Sondheim’s COMPANY flips the conversation on marriage and independence
The gender-swapped 2018 revival of a classical Broadway musical performed in New Haven’s Shubert Theater during its national tour.
Courtesy of Shubert Theater
Playing at the Shubert Theater from Jan. 31 to Feb. 4, the national tour of COMPANY performed a reframing of Stephen Sondheim’s 1970 musical. Sondheim, whose prolific career earned eight Tony Awards, an Academy Award, eight Grammy Awards, an Olivier Award and the Pulitzer Prize, has seen a resurgence on Broadway after his death in 2021.
Lights fade in the theater and, from offstage, a Manhattan cacophony begins: police sirens, a ringing landline, and a jangling ring of keys. It is Bobbie’s birthday, and with balloons in each hand spelling the number “35,” she must celebrate by considering what it means to be happy in life and marriage, accompanied by the reminder of passing time.
The revival retains the musical and narrative integrity of the original composition, but rewrites the central character for a female performer, interweaving sentiments of independence and domestic choices into a gendered conversation.
“It is a story about life.
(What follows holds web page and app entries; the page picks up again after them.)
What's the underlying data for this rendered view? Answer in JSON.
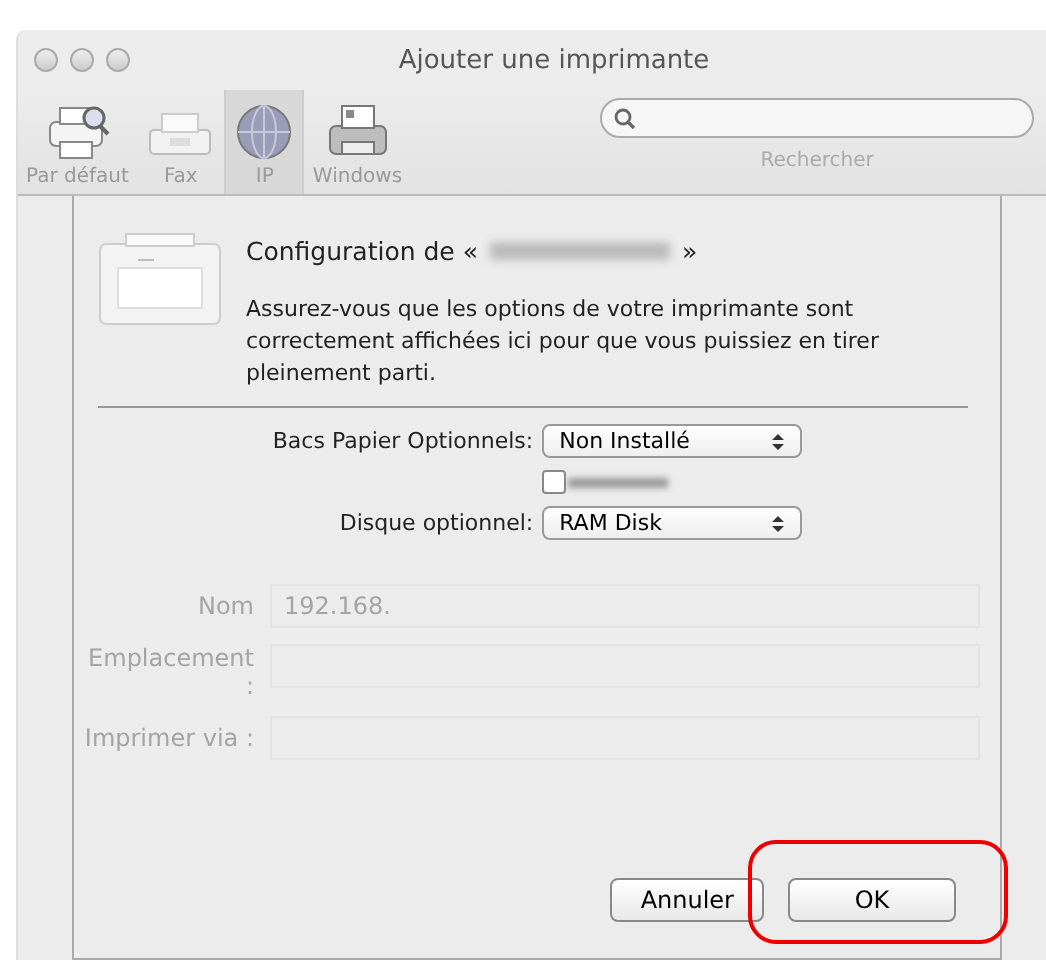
{
  "window": {
    "title": "Ajouter une imprimante"
  },
  "toolbar": [
    {
      "label": "Par défaut",
      "kind": "default",
      "selected": false
    },
    {
      "label": "Fax",
      "kind": "fax",
      "selected": false
    },
    {
      "label": "IP",
      "kind": "ip",
      "selected": true
    },
    {
      "label": "Windows",
      "kind": "windows",
      "selected": false
    }
  ],
  "search": {
    "label": "Rechercher"
  },
  "sheet": {
    "title_prefix": "Configuration de «",
    "title_suffix": "»",
    "description": "Assurez-vous que les options de votre imprimante sont correctement affichées ici pour que vous puissiez en tirer pleinement parti.",
    "options": [
      {
        "kind": "popup",
        "label": "Bacs Papier Optionnels:",
        "value": "Non Installé"
      },
      {
        "kind": "checkbox",
        "checked": false
      },
      {
        "kind": "popup",
        "label": "Disque optionnel:",
        "value": "RAM Disk"
      }
    ],
    "background_fields": [
      {
        "label": "Nom",
        "value": "192.168."
      },
      {
        "label": "Emplacement :"
      },
      {
        "label": "Imprimer via :"
      }
    ],
    "buttons": [
      {
        "label": "Annuler",
        "highlighted": false
      },
      {
        "label": "OK",
        "highlighted": true
      }
    ]
  }
}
She is trying to find her way, and we know she will,” Barbara and Louis said, beaming from their mezzanine seats.
Through a series of vignettes, the musical follows Bobbie — played by Britney Coleman — an unmarried and childless woman celebrating her 35th birthday in the company of close friends. Married, engaged, divorcing or parenting, each character presents a path that Bobbie’s life has not yet taken. This deviation from a traditional plot structure invites audiences to experience the well-meant, albeit unsolicited offers of advice, alongside Bobbie.
The show’s complexity and demand of audience members to reflect upon their own experiences, through the intersection of individual plotlines, is a trademark of Sondheim’s work.
Daniel Egan, the coordinator of the Shen Curriculum for Musical Theater at Yale and professor of American musical theater history, has focused on the works of Stephen Sondheim throughout his academic and professional careers. During his graduate studies at Yale, Egan developed the first seminar discussing Sondheim’s productions.
“The attraction for me has always been the combination of psychological acuity and compositional finesse. Like many people, I find the emotional truth and resonance of Sondheim’s characters to be clear, arresting and human,” Egan said.
For Coleman, who celebrated her 35th birthday one week before arriving to perform in New Haven, this resonance and relatability are at the forefront of the production’s impact.
Specifically speaking to the revival’s play with gender dynamics, Coleman reflected on the relationship between her character and her personal life.
“The gender swap calls to mind a lot of the double standards that we have about men being expected to settle down versus women being expected to settle down, especially at the age of 35, when there’s a biological factor in there,” Coleman said. “A woman who doesn’t have children turning 35 has some things going on in the back of her mind. Should I settle down?”
David Socolar, who plays Theo, one of Bobbie’s passing love interests, explained that the conversation sparked by the revival is not forced, however. He said that the show’s impact comes from its narrative’s existence, not a blatant effort to make a statement.
Whether the audience came as season ticket holders, Sondheim aficionados, holiday gifters or — for members Melanie and Bobby — to watch swing actor Elysia Jordan perform as Bobbie’s body double, each left feeling a connection to the characters.
This seemingly inherent trait of Sondheim compositions also brought COMPANY to Shubert’s stage. The process of selecting a season of productions is complex; board members at the Connecticut Association for the Performing Arts, or CAPA, must consider what shows are offered in a given period, when each show is visiting the region, whether competing venues have presented a show and if a show has been offered in the venue’s recent lineups.
CAPA, which both owns and manages the Shubert Theater, must also balance the preferences of current season ticket holders with opportunities to expand their subscriber base.
Anthony Lupinacci, the Director of Advertising and Community Relations of the Shubert Theater explains that COMPANY’s classic musical theater elements that lean into current social complexities navigate the space between veteran and prospective season ticket holders.
Professor Egan agreed, speaking to COMPANY’s timelessness.
“I might focus on the work’s risk-taking structure (for 1970, when it was written) and its continued resonance today. I would also emphasize that these works — like any good works of art — are porous and open to investigation and interpretation across eras,” Egan wrote to the News. “A traditional production of a Sondheim show can move and enlighten us, but so can a reimagined production of a so-called classic, like Company.”
The national tour of COMPANY will travel to five cities before returning to New England, performing in Boston’s Citizens Bank Opera House from April 2 to April 14, 2024. The Citizens Bank Opera House is located at 539 Washington St., Boston, MA.